Supreme Court Nominee Involved in Playboy Case

Matt O'Conner
WASHINGTON — Conservative lobbying group Public Advocate has withdrawn its support for Supreme Court nominee John Roberts, in part because it has recently come to light that Roberts once worked on behalf of Playboy Entertainment Group.

While a partner at the firm of Hogan and Hartson, Roberts helped prepare Playboy’s lead counsel for a 1999 Supreme Court challenge to the Telecommunications Act of 1996, which required cable TV operators to scramble sexually explicit content and restrict such programming to hours when children were unlikely to view it.

Playboy won the case by a vote of 5-4.

According to a communications industry trade journal, Roberts also represented Playboy in a meeting with the U.S. Solicitor General’s office.

Robert Corn-Revere, lead counsel in the Playboy case, warned against speculation regarding Roberts involvement with the case because he was just doing his job. “He was being a professional, and he was helping out colleagues,” Corn-Revere said.

But some conservatives are now second-guessing President Bush’s decision to nominate Roberts. They say Roberts should have acted on principle and refused to work on behalf of the adult entertainment industry.

“John Roberts was a senior partner [and] did not have to take these cases,” Patrick Mahoney, director of the Christian Defense Coalition, said. “If John Roberts volunteered to take these cases, then this is very, very disturbing. It goes to core values. Would there be any cases Judge Roberts wouldn’t take?”
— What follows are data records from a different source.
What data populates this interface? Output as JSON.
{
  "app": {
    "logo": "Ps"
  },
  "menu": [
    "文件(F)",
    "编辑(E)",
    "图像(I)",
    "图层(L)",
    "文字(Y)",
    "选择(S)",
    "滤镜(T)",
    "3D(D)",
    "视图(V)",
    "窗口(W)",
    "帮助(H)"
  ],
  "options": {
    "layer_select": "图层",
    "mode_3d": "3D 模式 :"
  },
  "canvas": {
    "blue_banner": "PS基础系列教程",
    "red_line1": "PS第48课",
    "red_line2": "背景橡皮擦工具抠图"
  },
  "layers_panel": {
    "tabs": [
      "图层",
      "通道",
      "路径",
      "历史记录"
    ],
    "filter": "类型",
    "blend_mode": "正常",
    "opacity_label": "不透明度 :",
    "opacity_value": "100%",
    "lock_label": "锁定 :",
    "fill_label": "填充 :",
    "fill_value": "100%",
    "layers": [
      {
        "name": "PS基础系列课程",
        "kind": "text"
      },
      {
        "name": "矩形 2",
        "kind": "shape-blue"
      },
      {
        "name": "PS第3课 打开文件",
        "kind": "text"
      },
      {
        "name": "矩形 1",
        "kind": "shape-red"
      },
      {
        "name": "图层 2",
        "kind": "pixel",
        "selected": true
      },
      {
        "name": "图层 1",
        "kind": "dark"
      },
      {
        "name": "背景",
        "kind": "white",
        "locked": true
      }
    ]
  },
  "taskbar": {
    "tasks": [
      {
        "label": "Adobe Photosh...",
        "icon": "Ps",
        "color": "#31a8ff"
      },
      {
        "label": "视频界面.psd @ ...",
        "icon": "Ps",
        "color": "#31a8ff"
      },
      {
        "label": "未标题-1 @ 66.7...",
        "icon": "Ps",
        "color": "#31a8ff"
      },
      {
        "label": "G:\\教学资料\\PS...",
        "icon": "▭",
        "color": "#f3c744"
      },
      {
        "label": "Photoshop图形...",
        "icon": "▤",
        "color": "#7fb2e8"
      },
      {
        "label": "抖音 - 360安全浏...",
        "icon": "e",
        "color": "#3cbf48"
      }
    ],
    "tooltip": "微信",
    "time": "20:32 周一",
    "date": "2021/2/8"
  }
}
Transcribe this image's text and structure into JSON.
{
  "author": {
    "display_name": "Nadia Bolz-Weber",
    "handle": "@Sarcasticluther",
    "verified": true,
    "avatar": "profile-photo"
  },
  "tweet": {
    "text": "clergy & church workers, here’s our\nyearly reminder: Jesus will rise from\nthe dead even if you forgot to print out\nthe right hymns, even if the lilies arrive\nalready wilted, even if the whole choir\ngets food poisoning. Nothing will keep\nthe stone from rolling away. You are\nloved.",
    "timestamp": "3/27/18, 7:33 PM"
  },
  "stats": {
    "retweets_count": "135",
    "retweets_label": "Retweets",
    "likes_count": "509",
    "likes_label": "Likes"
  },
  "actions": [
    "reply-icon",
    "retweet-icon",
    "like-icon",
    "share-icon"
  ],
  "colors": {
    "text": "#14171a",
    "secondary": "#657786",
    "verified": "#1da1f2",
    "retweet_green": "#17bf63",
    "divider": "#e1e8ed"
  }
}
Public Advocate President Eugene Delgaudio said conservatives should be outraged that Roberts has “worked for the political opposition.”

“Do we really think, as conservatives, the stampede toward pornography and gay rights is the right thing?” he asked.